Faced with this dreadful diagnosis, Nick and Maggie seek peace as they wrestle with the heartbreaking discovery of a genetic disease versus the knowledge that God is good—He has made their baby in His image and knit him together in Maggie’s womb. Like the millions of people around the world affected with genetic disorders, Nick and Maggie look for answers. With the belief that people are the dwelling place of God, and He is woven into the DNA, what should they do when that DNA has been corrupted?
Nick and Maggie travel to Poland, where the top geneticist, Emmanuelle Christianson, has founded and operates BioGenics whose mission statement is: Advancing the Human Genome. They understand that medical advances always cost something, but they face impossible decisions. They are unaware that the sinister side of genetic research has slithered in from the horrors of Nazi death camps into this modern-day technology. Their journey reveals more than the fight for knowledge, it uncovers a simmering evil left over from World War II. One that puts their lives in danger.
Click here to get your copy!
This novel is very informative about genetic diseases and gene manipulation. I was amazed and disturbed by what Browne says can be known through DNA sequencing, such as ethnicity, eye and hair color, etc. The potential of snipping out defective sections of the DNA is amazing yet frightening. I like how Browne drew the relationship between Nazi experimentation during WW II and current genetic manipulation. He presents the clear danger of the continuation of work to enhance human stock, basically eugenics.
The large amount genetic information included was shared in what at times seemed forced plot scenes, such as through dialogue or visiting historic sites. I felt informing the reader was forcing the action rather than merely adding to the plot. The author's writing style is straight forward and sometimes seemed awkward. Dumping information often stopped the flow of the plot.
Some of the characters in this novel are not Christians and act like it. There are some vulgar words included. Though they were appropriate of the character, they were surprising. There was also a good amount of suggestive sexual activity. Even though it took place among newlyweds, it was just beyond my own comfort level.
This is a novel for readers who enjoy learning a great deal from novels. You will not be disappointed in that area, learning much about genetics and Polish culture and customs as well.
My rating: 4/5 stars.
About the Author
More from Timothy
After finishing, The Gene, the fourth book in the Dr. Nicklaus Hart Series, I have been able to look back at this body of work.

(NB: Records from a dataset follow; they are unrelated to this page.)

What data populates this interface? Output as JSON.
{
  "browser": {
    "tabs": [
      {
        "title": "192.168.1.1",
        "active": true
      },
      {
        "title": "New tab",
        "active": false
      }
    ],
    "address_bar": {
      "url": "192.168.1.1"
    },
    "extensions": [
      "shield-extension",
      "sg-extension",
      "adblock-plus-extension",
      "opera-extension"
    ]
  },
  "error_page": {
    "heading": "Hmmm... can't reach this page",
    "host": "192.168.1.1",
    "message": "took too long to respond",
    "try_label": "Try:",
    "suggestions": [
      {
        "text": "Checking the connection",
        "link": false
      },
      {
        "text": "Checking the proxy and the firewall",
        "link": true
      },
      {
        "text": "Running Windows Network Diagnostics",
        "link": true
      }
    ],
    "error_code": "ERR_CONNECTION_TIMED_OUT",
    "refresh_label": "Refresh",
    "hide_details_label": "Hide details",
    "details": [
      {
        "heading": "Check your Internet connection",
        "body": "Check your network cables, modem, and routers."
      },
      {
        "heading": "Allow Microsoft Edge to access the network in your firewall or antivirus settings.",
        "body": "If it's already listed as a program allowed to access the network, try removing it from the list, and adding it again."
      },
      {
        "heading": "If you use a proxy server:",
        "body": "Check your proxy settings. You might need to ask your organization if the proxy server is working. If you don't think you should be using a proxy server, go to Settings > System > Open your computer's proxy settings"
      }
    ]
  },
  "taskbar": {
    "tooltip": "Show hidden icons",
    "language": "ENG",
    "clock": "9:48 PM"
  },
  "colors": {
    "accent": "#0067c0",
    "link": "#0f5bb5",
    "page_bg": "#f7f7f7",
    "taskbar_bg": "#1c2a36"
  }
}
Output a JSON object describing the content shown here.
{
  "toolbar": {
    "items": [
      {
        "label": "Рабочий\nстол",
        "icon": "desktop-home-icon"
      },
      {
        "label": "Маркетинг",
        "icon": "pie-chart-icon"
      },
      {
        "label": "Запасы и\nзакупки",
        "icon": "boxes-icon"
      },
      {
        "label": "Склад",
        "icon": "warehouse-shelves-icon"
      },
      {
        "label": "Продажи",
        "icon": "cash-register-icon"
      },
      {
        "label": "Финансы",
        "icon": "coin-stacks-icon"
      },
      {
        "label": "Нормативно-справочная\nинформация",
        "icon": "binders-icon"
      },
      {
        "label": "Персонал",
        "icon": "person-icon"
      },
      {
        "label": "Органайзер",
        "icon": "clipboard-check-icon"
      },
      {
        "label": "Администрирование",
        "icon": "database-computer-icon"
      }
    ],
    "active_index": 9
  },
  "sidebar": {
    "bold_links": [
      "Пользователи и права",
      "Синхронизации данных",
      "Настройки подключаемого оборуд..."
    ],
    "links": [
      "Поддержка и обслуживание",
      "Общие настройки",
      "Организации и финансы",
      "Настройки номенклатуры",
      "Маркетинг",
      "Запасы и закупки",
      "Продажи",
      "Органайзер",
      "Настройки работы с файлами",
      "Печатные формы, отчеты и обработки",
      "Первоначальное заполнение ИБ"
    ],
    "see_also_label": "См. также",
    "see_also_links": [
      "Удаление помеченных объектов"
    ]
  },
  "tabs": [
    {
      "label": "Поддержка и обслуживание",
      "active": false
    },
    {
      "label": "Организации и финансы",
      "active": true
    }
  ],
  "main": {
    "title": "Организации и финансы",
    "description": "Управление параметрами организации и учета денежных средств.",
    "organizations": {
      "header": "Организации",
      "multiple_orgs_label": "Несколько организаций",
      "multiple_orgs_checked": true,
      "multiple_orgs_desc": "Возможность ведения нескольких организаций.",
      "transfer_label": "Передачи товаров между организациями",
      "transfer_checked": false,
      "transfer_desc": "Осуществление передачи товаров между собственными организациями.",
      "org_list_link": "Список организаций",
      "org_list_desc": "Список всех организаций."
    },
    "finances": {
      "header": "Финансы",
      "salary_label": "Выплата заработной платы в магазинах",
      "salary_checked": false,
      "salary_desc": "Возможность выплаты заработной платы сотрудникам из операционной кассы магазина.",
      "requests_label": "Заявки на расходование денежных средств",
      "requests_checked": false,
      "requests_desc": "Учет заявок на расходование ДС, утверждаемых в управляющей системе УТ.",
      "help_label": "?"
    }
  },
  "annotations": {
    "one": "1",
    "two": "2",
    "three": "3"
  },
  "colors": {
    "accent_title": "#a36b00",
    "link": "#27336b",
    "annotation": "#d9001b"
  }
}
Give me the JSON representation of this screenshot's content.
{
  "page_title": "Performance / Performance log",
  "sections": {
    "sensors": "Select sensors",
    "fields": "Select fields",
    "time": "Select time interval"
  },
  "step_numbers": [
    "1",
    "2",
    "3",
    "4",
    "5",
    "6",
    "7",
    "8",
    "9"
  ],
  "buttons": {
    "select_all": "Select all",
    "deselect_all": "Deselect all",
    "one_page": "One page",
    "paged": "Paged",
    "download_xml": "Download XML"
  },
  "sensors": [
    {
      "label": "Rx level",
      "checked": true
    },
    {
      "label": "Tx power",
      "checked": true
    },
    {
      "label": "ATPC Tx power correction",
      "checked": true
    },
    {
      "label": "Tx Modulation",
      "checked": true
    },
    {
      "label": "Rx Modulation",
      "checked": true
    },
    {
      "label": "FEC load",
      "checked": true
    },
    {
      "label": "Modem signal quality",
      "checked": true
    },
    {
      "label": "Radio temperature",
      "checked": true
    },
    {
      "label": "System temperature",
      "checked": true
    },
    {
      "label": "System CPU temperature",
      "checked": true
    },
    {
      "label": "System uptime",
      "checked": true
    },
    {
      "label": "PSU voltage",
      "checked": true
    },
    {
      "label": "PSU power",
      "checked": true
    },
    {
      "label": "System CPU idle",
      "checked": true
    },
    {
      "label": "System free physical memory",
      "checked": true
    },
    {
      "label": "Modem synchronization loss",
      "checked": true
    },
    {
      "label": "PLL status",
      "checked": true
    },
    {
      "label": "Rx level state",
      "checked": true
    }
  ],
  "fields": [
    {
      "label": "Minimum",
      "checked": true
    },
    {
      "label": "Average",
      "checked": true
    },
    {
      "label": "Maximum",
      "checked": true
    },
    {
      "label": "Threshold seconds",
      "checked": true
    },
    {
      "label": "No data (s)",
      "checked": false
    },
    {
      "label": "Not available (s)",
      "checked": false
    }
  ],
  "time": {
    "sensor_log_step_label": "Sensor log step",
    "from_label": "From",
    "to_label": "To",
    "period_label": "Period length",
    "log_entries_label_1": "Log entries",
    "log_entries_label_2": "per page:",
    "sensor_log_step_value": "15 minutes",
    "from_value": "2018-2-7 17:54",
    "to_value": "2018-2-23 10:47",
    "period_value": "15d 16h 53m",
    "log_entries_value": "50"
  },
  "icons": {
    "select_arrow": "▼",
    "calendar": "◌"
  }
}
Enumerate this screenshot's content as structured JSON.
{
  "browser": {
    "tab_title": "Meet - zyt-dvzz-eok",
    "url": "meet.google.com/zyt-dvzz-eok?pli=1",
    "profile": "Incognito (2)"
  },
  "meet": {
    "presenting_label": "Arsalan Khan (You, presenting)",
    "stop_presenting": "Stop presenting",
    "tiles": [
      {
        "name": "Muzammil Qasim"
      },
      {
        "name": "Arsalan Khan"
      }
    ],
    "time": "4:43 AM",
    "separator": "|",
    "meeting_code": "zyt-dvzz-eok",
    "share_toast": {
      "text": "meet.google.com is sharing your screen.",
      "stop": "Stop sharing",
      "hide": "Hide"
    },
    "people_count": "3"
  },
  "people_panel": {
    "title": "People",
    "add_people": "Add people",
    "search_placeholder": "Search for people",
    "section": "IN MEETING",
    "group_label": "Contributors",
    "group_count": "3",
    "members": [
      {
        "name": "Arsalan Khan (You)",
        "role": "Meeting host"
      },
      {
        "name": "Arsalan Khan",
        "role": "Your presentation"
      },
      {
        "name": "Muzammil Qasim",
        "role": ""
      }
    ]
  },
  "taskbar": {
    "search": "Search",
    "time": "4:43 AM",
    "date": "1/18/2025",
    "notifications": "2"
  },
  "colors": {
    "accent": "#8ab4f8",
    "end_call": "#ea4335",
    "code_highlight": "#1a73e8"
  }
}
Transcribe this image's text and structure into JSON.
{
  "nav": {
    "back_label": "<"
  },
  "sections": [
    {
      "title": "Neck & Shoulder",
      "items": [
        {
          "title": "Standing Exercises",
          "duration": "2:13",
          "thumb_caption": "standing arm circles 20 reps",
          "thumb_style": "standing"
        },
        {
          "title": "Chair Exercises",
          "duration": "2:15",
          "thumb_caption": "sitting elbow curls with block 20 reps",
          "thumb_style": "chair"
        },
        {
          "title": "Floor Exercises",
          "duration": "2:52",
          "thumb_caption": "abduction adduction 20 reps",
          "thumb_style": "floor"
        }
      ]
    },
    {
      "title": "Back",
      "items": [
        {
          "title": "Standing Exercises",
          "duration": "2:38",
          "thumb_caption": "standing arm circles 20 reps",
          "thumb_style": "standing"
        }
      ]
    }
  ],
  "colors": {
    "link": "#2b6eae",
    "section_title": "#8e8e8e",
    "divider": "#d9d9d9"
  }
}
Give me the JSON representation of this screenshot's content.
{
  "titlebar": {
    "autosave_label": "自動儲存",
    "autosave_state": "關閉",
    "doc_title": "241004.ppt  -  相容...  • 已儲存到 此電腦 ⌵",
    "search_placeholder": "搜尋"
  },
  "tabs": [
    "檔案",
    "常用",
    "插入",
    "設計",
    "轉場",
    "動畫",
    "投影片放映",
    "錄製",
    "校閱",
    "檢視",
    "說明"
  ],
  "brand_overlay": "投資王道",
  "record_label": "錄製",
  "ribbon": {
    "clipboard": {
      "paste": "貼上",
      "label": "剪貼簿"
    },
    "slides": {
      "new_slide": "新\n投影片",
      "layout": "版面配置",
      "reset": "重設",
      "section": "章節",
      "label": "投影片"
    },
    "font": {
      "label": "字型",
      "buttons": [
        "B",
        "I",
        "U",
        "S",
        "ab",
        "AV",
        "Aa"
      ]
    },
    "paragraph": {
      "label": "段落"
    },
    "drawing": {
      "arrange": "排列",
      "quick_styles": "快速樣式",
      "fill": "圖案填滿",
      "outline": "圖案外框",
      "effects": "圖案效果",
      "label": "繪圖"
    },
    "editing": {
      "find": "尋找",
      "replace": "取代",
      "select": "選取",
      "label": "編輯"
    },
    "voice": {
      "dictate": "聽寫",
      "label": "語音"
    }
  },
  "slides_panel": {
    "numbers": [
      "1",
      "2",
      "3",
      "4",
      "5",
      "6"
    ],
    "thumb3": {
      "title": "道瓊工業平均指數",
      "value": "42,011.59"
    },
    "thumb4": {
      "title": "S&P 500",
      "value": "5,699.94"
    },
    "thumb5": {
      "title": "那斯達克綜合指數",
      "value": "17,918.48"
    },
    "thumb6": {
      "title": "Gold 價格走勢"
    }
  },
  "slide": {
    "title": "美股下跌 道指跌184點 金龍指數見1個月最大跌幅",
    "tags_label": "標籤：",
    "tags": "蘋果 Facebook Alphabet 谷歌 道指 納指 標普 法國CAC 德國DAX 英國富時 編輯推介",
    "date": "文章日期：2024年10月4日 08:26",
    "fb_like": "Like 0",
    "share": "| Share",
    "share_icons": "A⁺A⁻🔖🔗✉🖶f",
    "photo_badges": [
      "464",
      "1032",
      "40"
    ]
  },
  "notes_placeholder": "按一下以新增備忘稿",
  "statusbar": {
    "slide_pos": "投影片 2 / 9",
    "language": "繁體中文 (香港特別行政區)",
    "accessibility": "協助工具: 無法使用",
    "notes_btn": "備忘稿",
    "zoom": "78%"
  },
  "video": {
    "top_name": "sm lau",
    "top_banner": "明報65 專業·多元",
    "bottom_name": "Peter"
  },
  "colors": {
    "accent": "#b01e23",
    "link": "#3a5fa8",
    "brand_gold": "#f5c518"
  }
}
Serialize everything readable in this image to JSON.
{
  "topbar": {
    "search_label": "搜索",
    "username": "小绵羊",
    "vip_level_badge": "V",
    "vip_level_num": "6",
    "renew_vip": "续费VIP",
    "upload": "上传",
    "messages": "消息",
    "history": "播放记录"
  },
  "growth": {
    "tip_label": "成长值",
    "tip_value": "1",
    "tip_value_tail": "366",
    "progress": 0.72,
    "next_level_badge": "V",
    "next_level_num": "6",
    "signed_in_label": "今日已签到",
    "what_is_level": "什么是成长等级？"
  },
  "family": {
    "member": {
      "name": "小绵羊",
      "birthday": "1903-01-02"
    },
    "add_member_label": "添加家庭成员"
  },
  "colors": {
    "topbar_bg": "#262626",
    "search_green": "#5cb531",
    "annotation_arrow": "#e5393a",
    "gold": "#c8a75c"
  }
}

The heart of my prose remains the same: to entertain and educate—fueled with imagination, inspired by history, and grounded in truth. I explored the mystery of North Korea and the threat of bioterrorism in Maya Hope, the complexities of the middle East and the history of Mesopotamia in The Tree of Life, the controversies of Big Pharma and our health in The Rusted Scalpel, and now examine the history of eugenics and the pitfalls of gene-therapy in The Gene.
Writing The Gene has taken significant research: exploration of Poland, investigation of the Nazi doctors and their horrendous medical experiments, the history of eugenics around the world, and of course, the science of genetics. The work has been satisfying, edifying, and many times, heartbreaking.
Book Reviews From an Avid Reader, November 14
Debbie's Dusty Deliberations, November 15
Texas Book-aholic, November 16
Genesis 5020, November 16
Babbling Becky L’s Book Impressions, November 17
Betti Mace, November 18
deb's Book Review, November 18
Inklings and notions, November 19
For Him and My Family, November 20
Sara Jane Jacobs, November 20
Rebecca Tews, November 22
Ashley’s Bookshelf, November 22
Locks, Hooks and Books, November 23
For the Love of Literature, November 24
amandainpa, November 25
Artistic Nobody, November 25 (Guest Review from Joni Truex)
Emily Yager, November 26
Blogging With Carol, November 26
Truth and Grace Homeschool Academy, November 27
Pause for Tales, November 27
I received a complimentary digital copy of this book through Celebrate Lit. My comments are an independent and honest review. The rest of the copy of this post was provided by Celebrate Lit.
(My star ratings: 5-I love it, 4-I like it, 3-It's OK, 2-I don't like it, 1-I hate it.)